It’s not his title, rank or degree of authority,” wrote one employee about Keith Kitchens, executive director, Suncoast Center for Independent Living, Inc. “It’s that he does the right things for the right reasons.”
And although he’s willing to step in and help when needed, Kitchens is not a micromanager. He believes in the abilities of his staff—at least 50 percent of whom have disabilities—and provides the direction they need to improve their skills.
Kitchens, was hired as executive director in 2006, when “The whole existence of the organization was in deep financial disaster,” he says. Today, Suncoast Center for Independent Living “is well managed and maintained, and our finances are in good shape. We’ve been able to take limited dollars and stretch them,” he says.
His clients have severe physical, mental, cognitive and sensory impairments.
Last year, more than 8,000 hours of service were provided to more than 600 clients by a staff of only half a dozen case workers. That sense of purpose—and Kitchens’ willingness to keep fighting for equality for the disabled in a time of tight dollars—have kept his staff going.
Kitchens makes his employees a part of hiring and wants feedback on important decisions. Everything is about “how we as a team can achieve our vision for OUR organization,” wrote one employee.
Kitchens, of course, chalks up his success to others. “We rely on a great number of volunteers,” he says. “They’re here every day. It’s teamwork and communication with people more than anything.” —Graham Clark
Philip Nace Jr., President, Esprix Technologies
What we do: Global provider of high-performance chemistries for multiple consumer goods
No. of employees: 14 in Sarasota, 1 in Massachusetts, 4 in Shanghai, 2 in Mumbai, 1 in Tokyo.

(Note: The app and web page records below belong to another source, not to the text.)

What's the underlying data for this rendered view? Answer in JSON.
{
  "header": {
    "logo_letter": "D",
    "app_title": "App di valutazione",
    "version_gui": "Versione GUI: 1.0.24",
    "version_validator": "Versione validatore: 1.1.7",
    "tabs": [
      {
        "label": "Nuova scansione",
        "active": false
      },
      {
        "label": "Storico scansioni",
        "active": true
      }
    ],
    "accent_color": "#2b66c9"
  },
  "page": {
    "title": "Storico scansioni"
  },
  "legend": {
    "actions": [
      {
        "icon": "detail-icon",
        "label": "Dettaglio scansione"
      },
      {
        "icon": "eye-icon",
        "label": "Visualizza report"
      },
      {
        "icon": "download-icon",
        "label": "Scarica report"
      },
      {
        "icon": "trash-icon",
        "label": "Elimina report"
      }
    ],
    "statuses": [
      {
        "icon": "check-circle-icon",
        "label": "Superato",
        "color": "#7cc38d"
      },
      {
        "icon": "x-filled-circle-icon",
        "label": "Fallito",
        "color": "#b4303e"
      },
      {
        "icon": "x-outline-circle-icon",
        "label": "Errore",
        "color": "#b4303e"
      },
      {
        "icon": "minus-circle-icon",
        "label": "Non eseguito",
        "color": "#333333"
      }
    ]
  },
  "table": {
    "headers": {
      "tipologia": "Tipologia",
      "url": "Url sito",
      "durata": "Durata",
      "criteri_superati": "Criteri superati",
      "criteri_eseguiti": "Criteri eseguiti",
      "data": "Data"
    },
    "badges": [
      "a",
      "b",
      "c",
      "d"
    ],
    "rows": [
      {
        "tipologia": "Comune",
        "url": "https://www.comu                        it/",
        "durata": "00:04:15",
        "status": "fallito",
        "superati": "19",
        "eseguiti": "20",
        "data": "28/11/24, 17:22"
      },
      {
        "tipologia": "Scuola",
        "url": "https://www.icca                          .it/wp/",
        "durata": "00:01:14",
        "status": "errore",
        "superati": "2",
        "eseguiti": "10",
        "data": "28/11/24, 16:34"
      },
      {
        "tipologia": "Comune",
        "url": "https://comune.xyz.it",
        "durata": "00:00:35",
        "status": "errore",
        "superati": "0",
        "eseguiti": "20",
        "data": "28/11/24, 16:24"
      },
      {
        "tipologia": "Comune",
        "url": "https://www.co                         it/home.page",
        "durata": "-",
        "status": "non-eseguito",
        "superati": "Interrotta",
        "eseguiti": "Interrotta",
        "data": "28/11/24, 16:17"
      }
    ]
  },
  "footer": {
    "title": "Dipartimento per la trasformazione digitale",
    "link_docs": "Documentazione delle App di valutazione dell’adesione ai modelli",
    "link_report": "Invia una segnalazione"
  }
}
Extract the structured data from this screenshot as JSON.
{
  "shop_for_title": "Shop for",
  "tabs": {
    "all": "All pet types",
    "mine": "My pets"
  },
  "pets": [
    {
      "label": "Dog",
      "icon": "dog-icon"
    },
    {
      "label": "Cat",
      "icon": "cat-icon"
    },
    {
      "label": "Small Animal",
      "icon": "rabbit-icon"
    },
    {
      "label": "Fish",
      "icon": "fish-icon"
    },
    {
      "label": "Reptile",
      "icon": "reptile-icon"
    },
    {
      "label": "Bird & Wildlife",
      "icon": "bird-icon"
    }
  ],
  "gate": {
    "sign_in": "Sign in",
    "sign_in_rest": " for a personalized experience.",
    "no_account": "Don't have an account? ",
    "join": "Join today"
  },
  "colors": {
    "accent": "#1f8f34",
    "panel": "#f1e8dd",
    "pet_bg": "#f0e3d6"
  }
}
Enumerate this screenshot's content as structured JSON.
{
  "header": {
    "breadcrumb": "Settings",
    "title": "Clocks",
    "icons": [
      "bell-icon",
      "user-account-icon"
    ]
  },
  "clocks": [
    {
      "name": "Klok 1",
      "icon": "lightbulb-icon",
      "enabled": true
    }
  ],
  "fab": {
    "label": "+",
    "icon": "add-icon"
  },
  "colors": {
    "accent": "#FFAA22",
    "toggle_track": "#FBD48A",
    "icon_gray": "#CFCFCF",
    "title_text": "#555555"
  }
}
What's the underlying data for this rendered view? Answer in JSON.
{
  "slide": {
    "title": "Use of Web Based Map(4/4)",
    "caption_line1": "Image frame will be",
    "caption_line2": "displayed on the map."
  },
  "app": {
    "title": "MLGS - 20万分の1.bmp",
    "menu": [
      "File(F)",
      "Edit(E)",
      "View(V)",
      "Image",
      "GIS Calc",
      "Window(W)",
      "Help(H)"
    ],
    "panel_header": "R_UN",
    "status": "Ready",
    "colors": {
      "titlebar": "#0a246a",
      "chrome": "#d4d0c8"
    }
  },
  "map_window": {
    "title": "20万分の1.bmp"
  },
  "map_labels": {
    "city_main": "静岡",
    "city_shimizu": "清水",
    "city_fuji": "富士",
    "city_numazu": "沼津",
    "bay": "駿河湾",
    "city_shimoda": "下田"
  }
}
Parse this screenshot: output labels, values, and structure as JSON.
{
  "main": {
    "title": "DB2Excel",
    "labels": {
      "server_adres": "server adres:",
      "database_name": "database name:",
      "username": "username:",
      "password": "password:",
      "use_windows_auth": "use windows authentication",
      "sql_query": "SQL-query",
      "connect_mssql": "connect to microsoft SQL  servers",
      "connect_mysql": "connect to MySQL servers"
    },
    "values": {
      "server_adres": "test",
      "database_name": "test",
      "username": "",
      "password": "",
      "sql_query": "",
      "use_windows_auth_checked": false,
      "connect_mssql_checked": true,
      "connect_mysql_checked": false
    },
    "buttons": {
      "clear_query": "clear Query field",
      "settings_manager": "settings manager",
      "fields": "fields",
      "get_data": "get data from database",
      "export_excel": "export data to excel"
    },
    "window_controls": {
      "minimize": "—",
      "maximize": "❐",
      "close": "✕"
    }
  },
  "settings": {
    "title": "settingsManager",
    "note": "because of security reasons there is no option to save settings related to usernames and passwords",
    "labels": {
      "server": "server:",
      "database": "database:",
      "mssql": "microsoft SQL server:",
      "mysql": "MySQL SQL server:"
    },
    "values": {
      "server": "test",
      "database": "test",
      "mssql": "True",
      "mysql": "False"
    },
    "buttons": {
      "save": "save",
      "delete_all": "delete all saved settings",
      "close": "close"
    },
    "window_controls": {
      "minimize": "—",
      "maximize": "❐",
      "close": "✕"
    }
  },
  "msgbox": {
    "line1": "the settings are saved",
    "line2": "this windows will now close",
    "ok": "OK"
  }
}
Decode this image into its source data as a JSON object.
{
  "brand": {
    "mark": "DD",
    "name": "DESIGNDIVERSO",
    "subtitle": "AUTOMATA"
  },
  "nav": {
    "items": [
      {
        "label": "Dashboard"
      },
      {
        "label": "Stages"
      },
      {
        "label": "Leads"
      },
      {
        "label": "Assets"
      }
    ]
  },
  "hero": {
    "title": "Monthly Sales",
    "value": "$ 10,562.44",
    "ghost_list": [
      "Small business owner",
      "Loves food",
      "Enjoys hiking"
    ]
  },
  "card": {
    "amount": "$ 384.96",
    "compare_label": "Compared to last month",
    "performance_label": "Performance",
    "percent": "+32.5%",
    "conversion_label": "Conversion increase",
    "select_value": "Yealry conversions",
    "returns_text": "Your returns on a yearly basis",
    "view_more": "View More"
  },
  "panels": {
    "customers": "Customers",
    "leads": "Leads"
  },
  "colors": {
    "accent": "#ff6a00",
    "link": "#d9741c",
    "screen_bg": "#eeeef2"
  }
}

Years as boss: 30
Favorite management book: Success Through A Positive Mental Attitude by W. Clement Stone
Best tip: “I have a problem today. How can I make the most of it?”
Philip Nace Jr. doesn’t like the word “boss.”
“I don’t hover over people. I hire you for a job, and you do it as long as you get results that are acceptable,” says Nace, whom employees describe as a super-smart, hard-working man of his word.
Esprix Technologies provides performance chemistries for auto manufacturers, chip and circuit makers, digital imaging, textiles and pharmaceuticals. Most of the products are manufactured in Asia or Europe, and Nace travels a good deal of time. Esprix also operates the only independent toner laboratory in North America; its biggest client is Toyota.
Esprix suffered during the recession and saw an eight-month dip in revenues in 2009. Nace sent a company memo, titled “Heavy Weather Ahead,” to prepare staff for his cost-cutting measures.
“While these expected deteriorating conditions may test all of us, if we work together we should be able to save the ship and sail into calmer waters,” wrote Nace.
Esprix employees took five percent and 10 percent salary cuts in 2009. In 2010, Nace paid them the money they had lost, and by end of 2010, their salary levels were restored. Employees weren’t surprised. Known for his fairness and intensity, Nace had promised to pay them back in better times. Revenues increased to $14 million in 2010, and Nace projects additional growth in 2011.
“Be honest, be straight. Don’t pull punches,” says Nace. “Honesty is always the best policy, with your customers, and especially with your employees.”—Kim Cartlidge